Is it Rebecca Black? Lucy Hale? Victoria Justice? Selena Gomez? Lea Michele? Leighton Meester? Miranda Cosgrove? Demi Lovato? Vanessa Hudgens? Jennifer Love Hewitt? Nope, it's Nina Dobrev of The Vampire Diaries on the cover of April's Teen Vogue. Dubbed by Teen Vogue "the anti-Bella" (as in Twilight, for the uninitiated), Bulgarian-born Dobrev, 22, plays "dueling roles as responsible high-schooler Elena and centuries-old vampire Katherine...[hovering] somewhere between distracted teenager and fully realised adult", which sits alongside the show's "subtle commentary on the idea that life is more complicated than just good versus evil."
Life for teens can be complicated, though it's not necessarily made easier by magazines like Teen Vogue.
Alongside exhortations like "wearing the right outfit will give you a certain feeling of power and security", the magazine features a subtle commentary that overachieving brunettes like Dobrev reign supreme ("I was also a gymnast and very academically driven...I'm constantly trying to one-up myself and raising the stakes"; notably, we are told her diet and exercise regime) alongside images of the cult of Young Hollywood (itty-bitty actresses Dakota Fanning, Elle Fanning, Hailee Steinfeld and Miranda Cosgrove, who has had major self-image issues), A-listers like Natalie Portman, Taylor Swift and Emma Watson, princess-in-waiting Catherine Middleton, Teen Vogue alumni Whitney Port and fresh-faced models from different nationalities but all sharing the same body type.
These images and messages are then pit against a sympathetic strain of reportage, the effect being the message, "We understand you but are not willing to compromise our aesthetic or editorial direction to help you."
Lauren Hill's daughter Selah Marley, 12 years old and pictured wearing Miu Miu and American Apparel page 171, says, "People tell me I have to follow in the footsteps of my mom and grandfather, but it's a lot of pressure – I can't really slip up and mess up the name."
"These days most teens face tremendous pressure to be the best at whatever they do," writes Alyssa Giacobbe. "But more and more moms are pushing goals that represent their own desires onto their daughters – be that head cheerleader, class president, first violin, or best dressed...the drive to see a daughter succeed becomes more about satisfying a mom's own need – to be extraordinary, to be liked, or even to be famous – than about paying attention to what makes her daughter happy."

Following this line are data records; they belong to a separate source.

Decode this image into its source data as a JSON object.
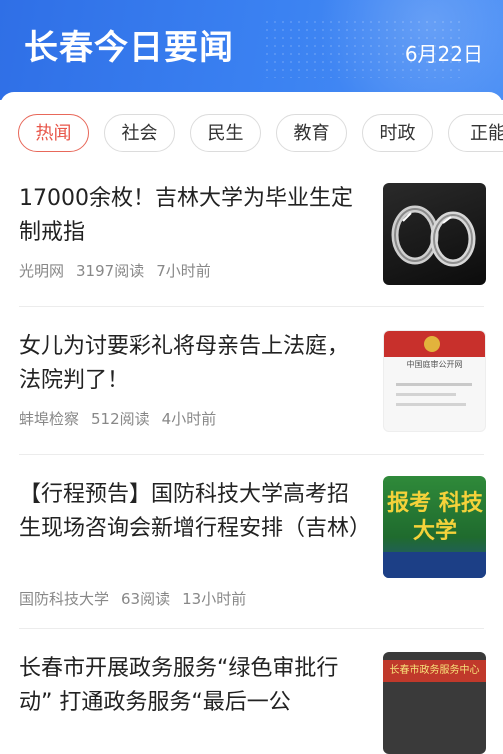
{
  "header": {
    "title": "长春今日要闻",
    "date": "6月22日"
  },
  "tabs": [
    {
      "label": "热闻",
      "active": true
    },
    {
      "label": "社会",
      "active": false
    },
    {
      "label": "民生",
      "active": false
    },
    {
      "label": "教育",
      "active": false
    },
    {
      "label": "时政",
      "active": false
    },
    {
      "label": "正能",
      "active": false
    }
  ],
  "news": [
    {
      "headline": "17000余枚！吉林大学为毕业生定制戒指",
      "source": "光明网",
      "reads": "3197阅读",
      "time": "7小时前",
      "thumb_icon": "rings-photo"
    },
    {
      "headline": "女儿为讨要彩礼将母亲告上法庭，法院判了！",
      "source": "蚌埠检察",
      "reads": "512阅读",
      "time": "4小时前",
      "thumb_icon": "court-document-photo",
      "thumb_text": "中国庭审公开网"
    },
    {
      "headline": "【行程预告】国防科技大学高考招生现场咨询会新增行程安排（吉林）",
      "source": "国防科技大学",
      "reads": "63阅读",
      "time": "13小时前",
      "thumb_icon": "university-poster",
      "thumb_text": "报考 科技大学"
    },
    {
      "headline": "长春市开展政务服务“绿色审批行动” 打通政务服务“最后一公",
      "thumb_icon": "service-center-sign",
      "thumb_text": "长春市政务服务中心"
    }
  ],
  "colors": {
    "accent": "#e8564a",
    "header_blue": "#3b82f2"
  }
}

Which seems a tad ironic coming from Teen Vogue. The result is like a pressure cooker with girls being pushed and pulled from all sides.
In 'Pushy Parents', Giacobbe writes, "experts say too much pressure to succeed can lead to anxiety, depression, and social withdrawl – and ruin the mother-daughter relationship in the process." Or else, the girls rebel, "develop eating disorders or addictions, or experiment with dangerous behaviour like cutting". The story then proceeds to detail the experience of one girl and her pushy mother, giving us her height, weight and

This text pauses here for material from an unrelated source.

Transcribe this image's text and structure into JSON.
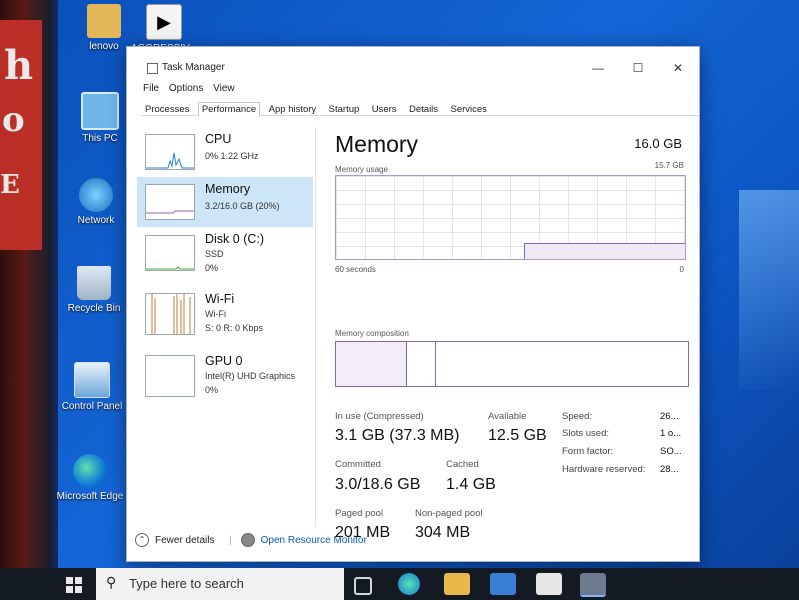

Cara, 15, says, "If I get one bad test score, my mom makes me feel as if I'm never going to get into a decent college. But the pressure on me isn't really helping. I'm just a kid." And Hannah, 16, says, "My mom wanted me to look like everyone else... We couldn't go [shopping] without a huge fight that ended in her being mad, crying, and our not talking for days. It's my body. And it didn't bother me if I wasn't popular – it bothered her."
Teen Vogue is like the mother trying to do the right thing, but who also projects onto you what she wants you to be and look like.

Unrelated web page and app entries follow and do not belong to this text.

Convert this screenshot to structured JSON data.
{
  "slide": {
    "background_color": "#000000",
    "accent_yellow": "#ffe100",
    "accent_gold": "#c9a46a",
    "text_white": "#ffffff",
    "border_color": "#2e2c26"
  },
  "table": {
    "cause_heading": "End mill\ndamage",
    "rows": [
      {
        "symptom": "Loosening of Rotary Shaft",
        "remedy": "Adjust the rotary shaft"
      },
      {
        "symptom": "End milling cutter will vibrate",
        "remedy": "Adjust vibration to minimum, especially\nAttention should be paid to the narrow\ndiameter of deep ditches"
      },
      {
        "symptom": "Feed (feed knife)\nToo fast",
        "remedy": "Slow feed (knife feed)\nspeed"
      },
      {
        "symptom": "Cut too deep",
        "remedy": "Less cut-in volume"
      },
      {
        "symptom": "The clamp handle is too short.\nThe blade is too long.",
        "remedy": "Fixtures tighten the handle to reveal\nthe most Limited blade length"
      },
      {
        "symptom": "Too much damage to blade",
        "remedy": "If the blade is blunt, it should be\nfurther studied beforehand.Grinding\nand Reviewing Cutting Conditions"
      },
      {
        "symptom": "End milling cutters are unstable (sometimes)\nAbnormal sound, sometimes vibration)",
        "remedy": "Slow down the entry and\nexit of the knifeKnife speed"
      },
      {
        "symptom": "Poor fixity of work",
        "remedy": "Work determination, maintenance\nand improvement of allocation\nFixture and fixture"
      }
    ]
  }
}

Perhaps Maggie S, the winner of the Clinique/Teen Vogue Fresh Faces competition, who aspires to "advocate for media that promotes positive body and self-image...to dedicated my future to media that helps women feel confident and powerful", will help to correct the imbalance by one day bringing a greater range aspirational role models and positive lifestyle ideas to Teen Vogue's pages that helps to take the pressure off girls trying to fit the generic cover-girl prescription?